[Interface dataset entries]
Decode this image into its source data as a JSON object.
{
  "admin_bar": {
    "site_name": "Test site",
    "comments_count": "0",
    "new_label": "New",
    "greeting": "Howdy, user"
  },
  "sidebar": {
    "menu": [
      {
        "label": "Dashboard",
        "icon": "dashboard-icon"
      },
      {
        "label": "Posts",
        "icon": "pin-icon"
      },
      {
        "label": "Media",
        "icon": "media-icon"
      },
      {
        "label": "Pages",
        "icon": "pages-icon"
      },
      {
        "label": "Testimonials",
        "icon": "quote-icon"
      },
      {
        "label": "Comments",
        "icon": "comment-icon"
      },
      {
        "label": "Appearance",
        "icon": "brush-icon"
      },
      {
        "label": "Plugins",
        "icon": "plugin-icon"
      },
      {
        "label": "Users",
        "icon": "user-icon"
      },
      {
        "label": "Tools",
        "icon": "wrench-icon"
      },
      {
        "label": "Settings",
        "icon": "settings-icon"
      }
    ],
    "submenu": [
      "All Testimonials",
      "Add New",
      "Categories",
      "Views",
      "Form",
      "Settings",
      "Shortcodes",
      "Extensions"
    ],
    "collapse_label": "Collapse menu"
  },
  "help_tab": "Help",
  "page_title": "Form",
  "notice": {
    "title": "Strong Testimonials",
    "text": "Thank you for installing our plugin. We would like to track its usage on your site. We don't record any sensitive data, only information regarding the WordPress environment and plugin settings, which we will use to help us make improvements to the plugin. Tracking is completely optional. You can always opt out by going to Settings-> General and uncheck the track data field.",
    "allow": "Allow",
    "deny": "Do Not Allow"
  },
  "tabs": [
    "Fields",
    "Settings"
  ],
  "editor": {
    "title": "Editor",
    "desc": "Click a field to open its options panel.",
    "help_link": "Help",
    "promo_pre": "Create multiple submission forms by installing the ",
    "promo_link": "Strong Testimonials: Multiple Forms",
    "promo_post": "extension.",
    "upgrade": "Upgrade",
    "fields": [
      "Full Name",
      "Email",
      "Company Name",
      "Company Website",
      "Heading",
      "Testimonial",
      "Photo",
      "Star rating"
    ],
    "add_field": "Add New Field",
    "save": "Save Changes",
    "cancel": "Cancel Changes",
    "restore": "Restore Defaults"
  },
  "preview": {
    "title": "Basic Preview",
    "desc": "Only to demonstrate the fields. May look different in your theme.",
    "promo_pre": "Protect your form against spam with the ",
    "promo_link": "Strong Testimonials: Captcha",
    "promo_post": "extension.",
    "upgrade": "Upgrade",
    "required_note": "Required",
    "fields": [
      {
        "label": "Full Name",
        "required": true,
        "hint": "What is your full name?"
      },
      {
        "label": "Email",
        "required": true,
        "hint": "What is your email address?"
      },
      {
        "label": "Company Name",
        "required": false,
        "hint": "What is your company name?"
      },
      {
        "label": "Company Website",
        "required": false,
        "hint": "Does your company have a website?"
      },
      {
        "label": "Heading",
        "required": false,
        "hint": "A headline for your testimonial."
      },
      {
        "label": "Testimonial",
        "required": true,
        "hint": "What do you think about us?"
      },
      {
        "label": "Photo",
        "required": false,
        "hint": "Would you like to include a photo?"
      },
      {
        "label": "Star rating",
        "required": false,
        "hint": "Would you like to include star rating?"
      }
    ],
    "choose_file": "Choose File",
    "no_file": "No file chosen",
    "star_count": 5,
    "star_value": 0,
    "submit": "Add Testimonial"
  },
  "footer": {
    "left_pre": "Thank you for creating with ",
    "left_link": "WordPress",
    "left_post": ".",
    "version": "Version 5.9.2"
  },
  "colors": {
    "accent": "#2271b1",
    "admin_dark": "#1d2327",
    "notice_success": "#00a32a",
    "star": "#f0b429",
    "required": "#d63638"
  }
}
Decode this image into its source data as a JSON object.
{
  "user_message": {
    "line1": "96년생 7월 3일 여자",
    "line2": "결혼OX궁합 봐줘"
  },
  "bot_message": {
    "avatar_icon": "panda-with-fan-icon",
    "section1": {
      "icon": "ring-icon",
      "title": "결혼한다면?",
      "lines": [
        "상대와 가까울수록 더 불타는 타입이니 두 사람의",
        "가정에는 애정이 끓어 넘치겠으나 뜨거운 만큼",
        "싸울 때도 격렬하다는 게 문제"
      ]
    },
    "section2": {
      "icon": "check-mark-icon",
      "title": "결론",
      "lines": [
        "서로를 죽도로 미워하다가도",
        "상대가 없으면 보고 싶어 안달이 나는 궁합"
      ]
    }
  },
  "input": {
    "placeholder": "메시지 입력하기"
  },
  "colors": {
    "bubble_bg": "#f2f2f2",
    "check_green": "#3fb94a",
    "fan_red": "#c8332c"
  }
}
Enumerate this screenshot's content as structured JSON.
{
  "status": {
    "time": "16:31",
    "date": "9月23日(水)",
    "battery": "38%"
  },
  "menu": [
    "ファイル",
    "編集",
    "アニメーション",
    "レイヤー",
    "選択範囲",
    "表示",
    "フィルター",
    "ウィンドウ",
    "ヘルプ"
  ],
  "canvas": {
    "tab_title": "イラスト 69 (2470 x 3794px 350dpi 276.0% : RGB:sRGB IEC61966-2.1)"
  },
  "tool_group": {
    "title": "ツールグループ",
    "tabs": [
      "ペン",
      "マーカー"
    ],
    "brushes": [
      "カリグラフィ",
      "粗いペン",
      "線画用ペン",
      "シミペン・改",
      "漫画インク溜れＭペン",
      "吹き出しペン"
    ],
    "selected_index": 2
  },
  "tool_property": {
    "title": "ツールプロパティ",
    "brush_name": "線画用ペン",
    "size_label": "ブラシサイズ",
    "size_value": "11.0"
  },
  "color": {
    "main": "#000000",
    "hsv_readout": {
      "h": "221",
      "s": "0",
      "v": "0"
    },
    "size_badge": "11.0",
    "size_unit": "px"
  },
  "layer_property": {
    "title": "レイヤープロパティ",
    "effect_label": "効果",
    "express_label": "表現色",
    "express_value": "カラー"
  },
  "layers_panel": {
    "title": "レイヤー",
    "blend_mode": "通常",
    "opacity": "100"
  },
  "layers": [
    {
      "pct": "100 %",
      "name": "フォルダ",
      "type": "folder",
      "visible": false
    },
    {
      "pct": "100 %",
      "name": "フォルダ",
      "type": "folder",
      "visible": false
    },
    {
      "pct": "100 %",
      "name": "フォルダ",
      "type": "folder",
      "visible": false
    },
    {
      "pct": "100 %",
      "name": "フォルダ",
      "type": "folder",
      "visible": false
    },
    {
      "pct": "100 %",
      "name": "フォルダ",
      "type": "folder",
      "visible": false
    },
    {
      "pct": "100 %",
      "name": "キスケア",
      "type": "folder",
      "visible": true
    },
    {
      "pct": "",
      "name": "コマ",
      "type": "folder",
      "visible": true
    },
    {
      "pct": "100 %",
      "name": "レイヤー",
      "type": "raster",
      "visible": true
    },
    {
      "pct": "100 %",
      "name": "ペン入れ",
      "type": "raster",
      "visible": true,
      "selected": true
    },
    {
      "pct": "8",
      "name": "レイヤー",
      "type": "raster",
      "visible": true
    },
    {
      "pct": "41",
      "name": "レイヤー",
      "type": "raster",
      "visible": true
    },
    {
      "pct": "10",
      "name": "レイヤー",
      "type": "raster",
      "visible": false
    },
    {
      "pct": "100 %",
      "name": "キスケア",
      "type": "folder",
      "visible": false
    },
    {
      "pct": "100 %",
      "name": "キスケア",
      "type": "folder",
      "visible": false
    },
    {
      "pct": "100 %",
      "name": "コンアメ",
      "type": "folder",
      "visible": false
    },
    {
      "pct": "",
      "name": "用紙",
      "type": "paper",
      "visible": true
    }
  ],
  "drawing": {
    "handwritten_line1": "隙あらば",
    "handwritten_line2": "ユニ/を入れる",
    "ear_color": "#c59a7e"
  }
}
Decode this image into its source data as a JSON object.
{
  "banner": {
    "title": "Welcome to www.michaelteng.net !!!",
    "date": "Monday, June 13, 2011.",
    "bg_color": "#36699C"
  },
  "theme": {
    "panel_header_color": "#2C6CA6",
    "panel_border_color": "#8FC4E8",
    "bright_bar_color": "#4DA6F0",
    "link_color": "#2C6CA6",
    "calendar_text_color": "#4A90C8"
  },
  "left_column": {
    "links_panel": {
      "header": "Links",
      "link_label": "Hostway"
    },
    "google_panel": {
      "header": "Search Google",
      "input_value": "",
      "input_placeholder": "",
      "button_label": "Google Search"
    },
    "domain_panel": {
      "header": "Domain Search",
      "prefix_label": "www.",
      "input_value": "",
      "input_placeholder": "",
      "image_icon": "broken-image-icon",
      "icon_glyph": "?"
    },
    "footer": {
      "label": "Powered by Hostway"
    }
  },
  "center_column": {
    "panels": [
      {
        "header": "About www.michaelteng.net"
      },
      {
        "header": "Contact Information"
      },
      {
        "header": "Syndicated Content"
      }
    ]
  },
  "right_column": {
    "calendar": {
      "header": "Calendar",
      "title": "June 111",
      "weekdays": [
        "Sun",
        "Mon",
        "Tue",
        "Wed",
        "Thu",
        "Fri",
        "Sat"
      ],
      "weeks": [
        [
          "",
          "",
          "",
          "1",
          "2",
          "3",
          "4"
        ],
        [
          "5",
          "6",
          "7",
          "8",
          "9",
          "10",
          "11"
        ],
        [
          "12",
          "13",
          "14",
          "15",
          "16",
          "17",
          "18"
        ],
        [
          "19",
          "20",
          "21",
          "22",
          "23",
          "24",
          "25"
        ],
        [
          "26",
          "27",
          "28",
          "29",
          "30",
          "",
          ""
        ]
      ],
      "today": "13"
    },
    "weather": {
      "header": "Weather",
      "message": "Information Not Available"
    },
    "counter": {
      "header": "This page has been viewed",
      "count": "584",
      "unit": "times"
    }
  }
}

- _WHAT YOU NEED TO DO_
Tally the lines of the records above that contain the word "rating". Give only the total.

- _RESPONSE TO THIS TASK_
3